(Entries from a dataset of interfaces)
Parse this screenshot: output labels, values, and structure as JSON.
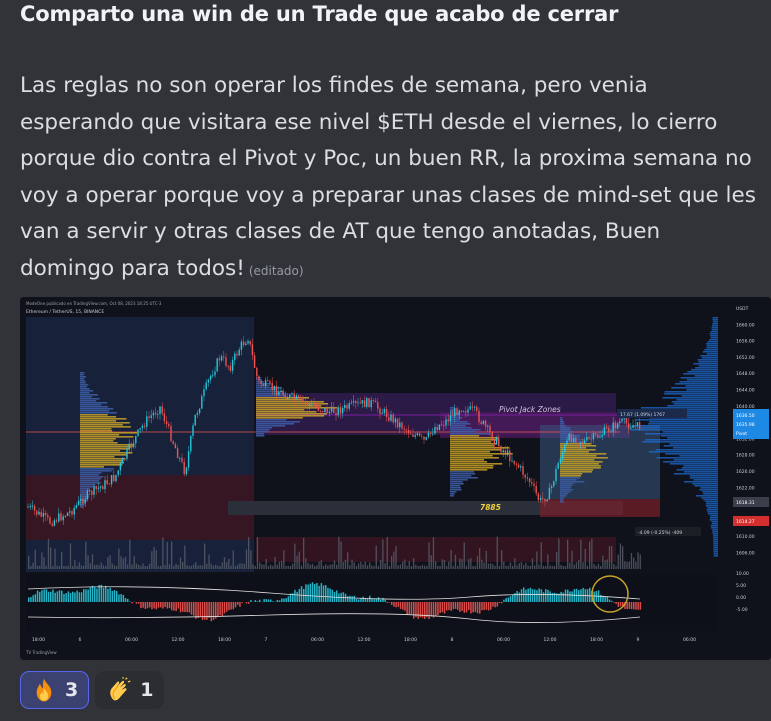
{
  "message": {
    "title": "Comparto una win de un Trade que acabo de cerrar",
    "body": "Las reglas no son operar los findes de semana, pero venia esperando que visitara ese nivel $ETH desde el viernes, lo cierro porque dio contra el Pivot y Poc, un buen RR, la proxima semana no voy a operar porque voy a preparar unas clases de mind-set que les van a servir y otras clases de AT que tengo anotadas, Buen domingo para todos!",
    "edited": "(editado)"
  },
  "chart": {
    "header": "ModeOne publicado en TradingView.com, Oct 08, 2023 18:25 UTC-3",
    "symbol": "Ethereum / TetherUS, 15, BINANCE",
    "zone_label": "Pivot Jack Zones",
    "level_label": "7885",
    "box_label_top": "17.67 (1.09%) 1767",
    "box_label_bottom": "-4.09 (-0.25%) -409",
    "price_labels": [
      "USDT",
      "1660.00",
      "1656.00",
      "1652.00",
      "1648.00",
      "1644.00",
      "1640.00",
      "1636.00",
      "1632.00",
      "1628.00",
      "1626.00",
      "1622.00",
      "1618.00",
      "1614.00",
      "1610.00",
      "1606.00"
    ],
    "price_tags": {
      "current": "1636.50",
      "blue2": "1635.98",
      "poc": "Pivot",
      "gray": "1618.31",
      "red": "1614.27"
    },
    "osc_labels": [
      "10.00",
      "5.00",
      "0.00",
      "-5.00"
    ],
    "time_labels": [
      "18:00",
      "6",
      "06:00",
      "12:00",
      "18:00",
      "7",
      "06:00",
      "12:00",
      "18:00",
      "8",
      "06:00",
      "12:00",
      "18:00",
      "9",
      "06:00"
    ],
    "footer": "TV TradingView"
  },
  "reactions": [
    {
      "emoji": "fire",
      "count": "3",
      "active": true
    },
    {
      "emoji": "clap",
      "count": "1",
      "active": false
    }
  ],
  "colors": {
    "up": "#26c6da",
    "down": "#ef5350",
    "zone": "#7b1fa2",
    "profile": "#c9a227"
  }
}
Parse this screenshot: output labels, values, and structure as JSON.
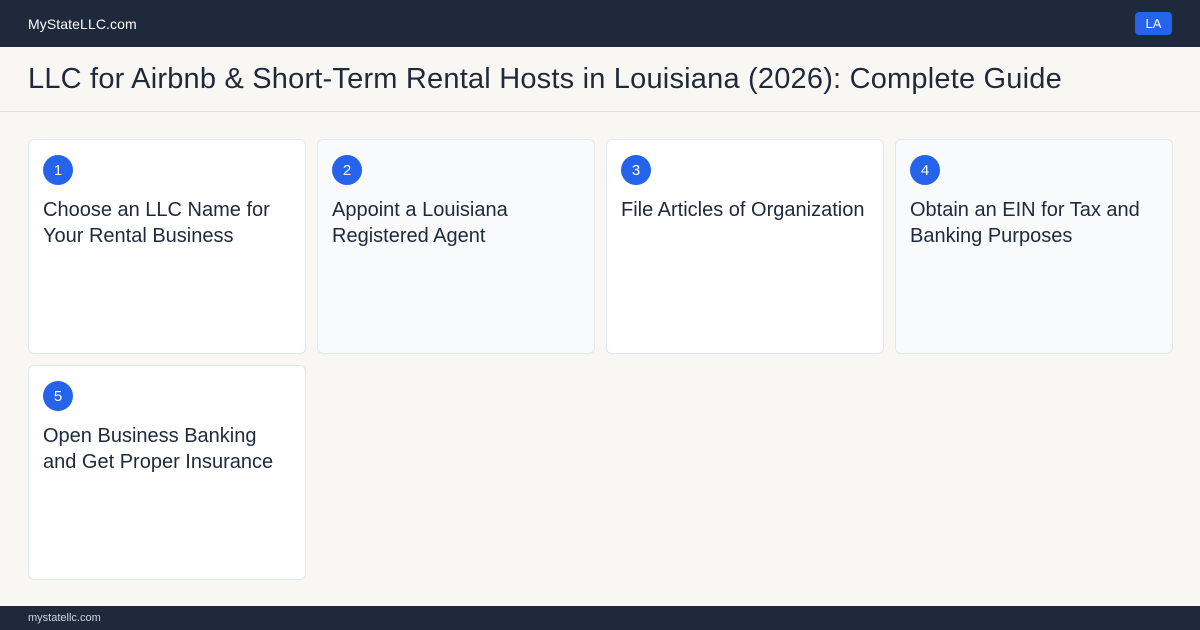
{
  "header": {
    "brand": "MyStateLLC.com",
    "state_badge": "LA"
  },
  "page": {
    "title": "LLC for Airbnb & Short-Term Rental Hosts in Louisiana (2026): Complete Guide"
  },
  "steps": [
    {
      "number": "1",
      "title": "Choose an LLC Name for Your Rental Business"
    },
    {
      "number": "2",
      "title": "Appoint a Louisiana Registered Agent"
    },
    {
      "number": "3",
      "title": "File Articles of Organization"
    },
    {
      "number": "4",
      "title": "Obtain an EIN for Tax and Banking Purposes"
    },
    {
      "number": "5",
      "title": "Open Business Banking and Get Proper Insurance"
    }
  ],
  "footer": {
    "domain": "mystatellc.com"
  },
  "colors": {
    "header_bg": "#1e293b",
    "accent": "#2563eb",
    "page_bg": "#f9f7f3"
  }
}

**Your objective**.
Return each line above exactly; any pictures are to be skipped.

**Response to the task**.
Parse this screenshot: output labels, values, and structure as JSON.
{
  "message": {
    "title": "Comparto una win de un Trade que acabo de cerrar",
    "body": "Las reglas no son operar los findes de semana, pero venia esperando que visitara ese nivel $ETH desde el viernes, lo cierro porque dio contra el Pivot y Poc, un buen RR, la proxima semana no voy a operar porque voy a preparar unas clases de mind-set que les van a servir y otras clases de AT que tengo anotadas, Buen domingo para todos!",
    "edited": "(editado)"
  },
  "chart": {
    "header": "ModeOne publicado en TradingView.com, Oct 08, 2023 18:25 UTC-3",
    "symbol": "Ethereum / TetherUS, 15, BINANCE",
    "zone_label": "Pivot Jack Zones",
    "level_label": "7885",
    "box_label_top": "17.67 (1.09%) 1767",
    "box_label_bottom": "-4.09 (-0.25%) -409",
    "price_labels": [
      "USDT",
      "1660.00",
      "1656.00",
      "1652.00",
      "1648.00",
      "1644.00",
      "1640.00",
      "1636.00",
      "1632.00",
      "1628.00",
      "1626.00",
      "1622.00",
      "1618.00",
      "1614.00",
      "1610.00",
      "1606.00"
    ],
    "price_tags": {
      "current": "1636.50",
      "blue2": "1635.98",
      "poc": "Pivot",
      "gray": "1618.31",
      "red": "1614.27"
    },
    "osc_labels": [
      "10.00",
      "5.00",
      "0.00",
      "-5.00"
    ],
    "time_labels": [
      "18:00",
      "6",
      "06:00",
      "12:00",
      "18:00",
      "7",
      "06:00",
      "12:00",
      "18:00",
      "8",
      "06:00",
      "12:00",
      "18:00",
      "9",
      "06:00"
    ],
    "footer": "TV TradingView"
  },
  "reactions": [
    {
      "emoji": "fire",
      "count": "3",
      "active": true
    },
    {
      "emoji": "clap",
      "count": "1",
      "active": false
    }
  ],
  "colors": {
    "up": "#26c6da",
    "down": "#ef5350",
    "zone": "#7b1fa2",
    "profile": "#c9a227"
  }
}
Parse this screenshot: output labels, values, and structure as JSON.
{
  "header": {
    "brand": "MyStateLLC.com",
    "state_badge": "LA"
  },
  "page": {
    "title": "LLC for Airbnb & Short-Term Rental Hosts in Louisiana (2026): Complete Guide"
  },
  "steps": [
    {
      "number": "1",
      "title": "Choose an LLC Name for Your Rental Business"
    },
    {
      "number": "2",
      "title": "Appoint a Louisiana Registered Agent"
    },
    {
      "number": "3",
      "title": "File Articles of Organization"
    },
    {
      "number": "4",
      "title": "Obtain an EIN for Tax and Banking Purposes"
    },
    {
      "number": "5",
      "title": "Open Business Banking and Get Proper Insurance"
    }
  ],
  "footer": {
    "domain": "mystatellc.com"
  },
  "colors": {
    "header_bg": "#1e293b",
    "accent": "#2563eb",
    "page_bg": "#f9f7f3"
  }
}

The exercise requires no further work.